13. Develop a Withdrawing Strategy
Your spending strategy is a financial plan for withdrawing money from your investment without crippling it. It can be a static or dynamic strategy.
14. Static Withdrawing Strategy
This strategy is rigid. The percentage you withdraw annually does not change only the value changes. An example is the 4% rule.
4% rule is a research-based tool that allows a 4% withdrawal of your investment earning as adjusted by inflation. For instance, if 4% of your earnings the previous year was $40,000, with the 3% inflation rate, that value may reduce. For this year, you will also withdraw a 4% equivalent to today’s value. In other words, you 4% changes with inflation.
15. Dynamic Retirement Withdrawal Strategies
This strategy is flexible. The withdrawal rate changes in line with your investment returns. It depends on the market, not inflation. An example is the Guyton-Klinger Spending rules. These rules are to ensure that you don’t run out of money when the market is bad and more money is spent when the return rate is good.
A. Withdrawal Rule
The amount that is withdrawn each year increases except when there is a negative return or a return rate higher than the first withdrawal.
B. Capital Preservation Rule
Your yearly withdrawal is reduced by 10% if the withdrawal rate is above 20% of the first withdrawal.
C. Prosperity Rule
Your annual withdrawal is increased by 10% if the withdrawal rate is below 20% of the initial withdrawal. The aim is to help you keep your income intact. You don’t withdraw too much to deplete your investment or too low to reduce your lifestyle.
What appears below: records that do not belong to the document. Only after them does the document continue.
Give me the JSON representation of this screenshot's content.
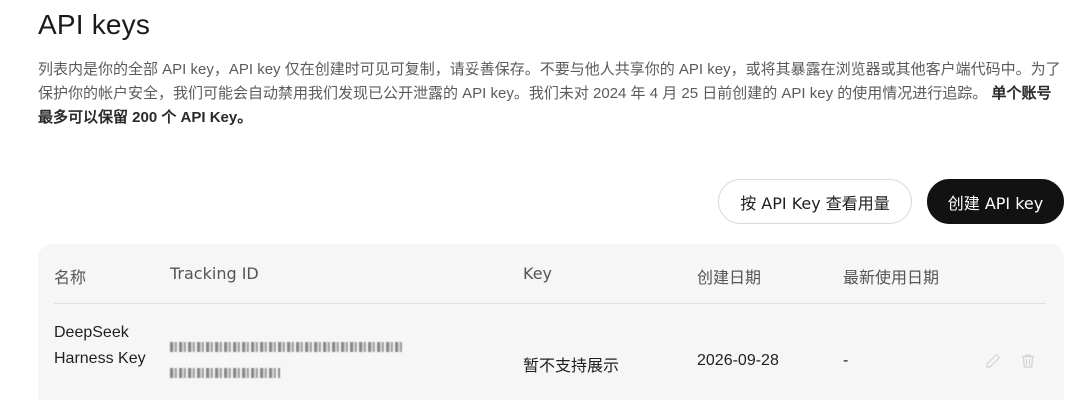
{
  "header": {
    "title": "API keys"
  },
  "description": {
    "text": "列表内是你的全部 API key，API key 仅在创建时可见可复制，请妥善保存。不要与他人共享你的 API key，或将其暴露在浏览器或其他客户端代码中。为了保护你的帐户安全，我们可能会自动禁用我们发现已公开泄露的 API key。我们未对 2024 年 4 月 25 日前创建的 API key 的使用情况进行追踪。",
    "strong": "单个账号最多可以保留 200 个 API Key。"
  },
  "actions": {
    "usage_label": "按 API Key 查看用量",
    "create_label": "创建 API key"
  },
  "table": {
    "columns": {
      "name": "名称",
      "tracking": "Tracking ID",
      "key": "Key",
      "created": "创建日期",
      "last_used": "最新使用日期"
    },
    "rows": [
      {
        "name": "DeepSeek Harness Key",
        "key": "暂不支持展示",
        "created": "2026-09-28",
        "last_used": "-"
      }
    ]
  },
  "icons": {
    "edit": "pencil-icon",
    "delete": "trash-icon"
  }
}
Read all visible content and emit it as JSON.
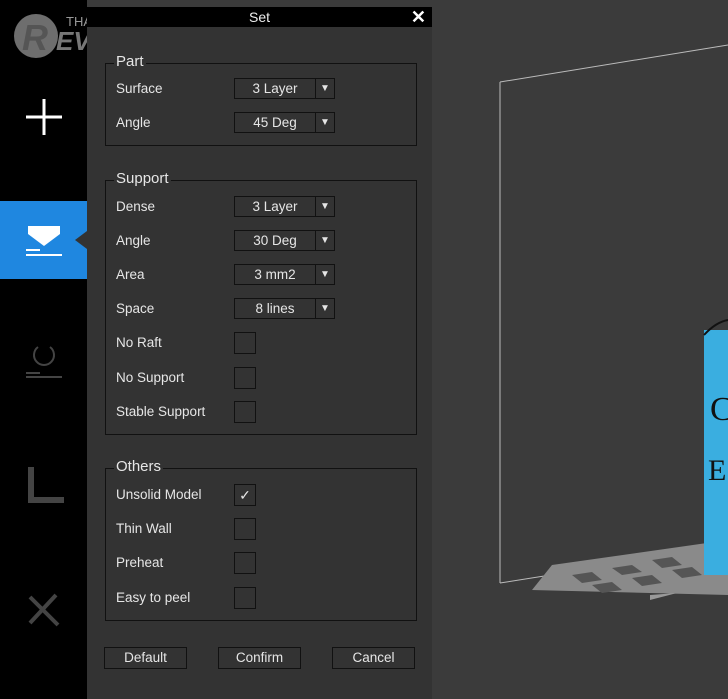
{
  "watermark": {
    "text": "THAIWARE REVIEW"
  },
  "sidebar": {
    "items": [
      {
        "name": "add",
        "icon": "plus-icon"
      },
      {
        "name": "support",
        "icon": "support-icon",
        "active": true
      },
      {
        "name": "rotate",
        "icon": "rotate-icon"
      },
      {
        "name": "measure",
        "icon": "ruler-icon"
      },
      {
        "name": "tools",
        "icon": "tools-icon"
      }
    ]
  },
  "dialog": {
    "title": "Set",
    "close": "✕",
    "part": {
      "legend": "Part",
      "rows": [
        {
          "label": "Surface",
          "value": "3 Layer"
        },
        {
          "label": "Angle",
          "value": "45 Deg"
        }
      ]
    },
    "support": {
      "legend": "Support",
      "rows": [
        {
          "label": "Dense",
          "value": "3 Layer"
        },
        {
          "label": "Angle",
          "value": "30 Deg"
        },
        {
          "label": "Area",
          "value": "3 mm2"
        },
        {
          "label": "Space",
          "value": "8 lines"
        }
      ],
      "checks": [
        {
          "label": "No Raft",
          "checked": false
        },
        {
          "label": "No Support",
          "checked": false
        },
        {
          "label": "Stable Support",
          "checked": false
        }
      ]
    },
    "others": {
      "legend": "Others",
      "checks": [
        {
          "label": "Unsolid Model",
          "checked": true,
          "mark": "✓"
        },
        {
          "label": "Thin Wall",
          "checked": false
        },
        {
          "label": "Preheat",
          "checked": false
        },
        {
          "label": "Easy to peel",
          "checked": false
        }
      ]
    },
    "buttons": {
      "default": "Default",
      "confirm": "Confirm",
      "cancel": "Cancel"
    },
    "arrow": "▼"
  },
  "colors": {
    "accent": "#1f87e0",
    "model": "#3aaee0"
  }
}
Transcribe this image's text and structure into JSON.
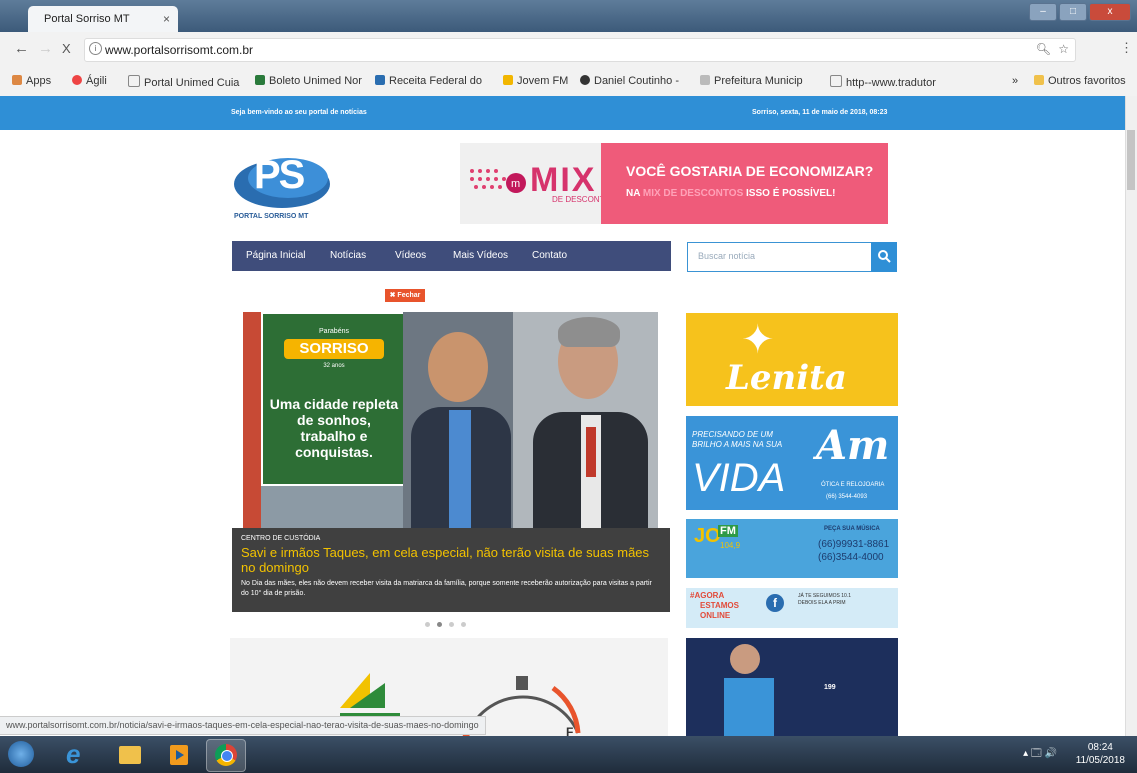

So you should replace up to 70% of your income and weigh your income against your expenditure for your retirement savings to last. We hope these retirement withdrawal strategies will help you pile up your savings.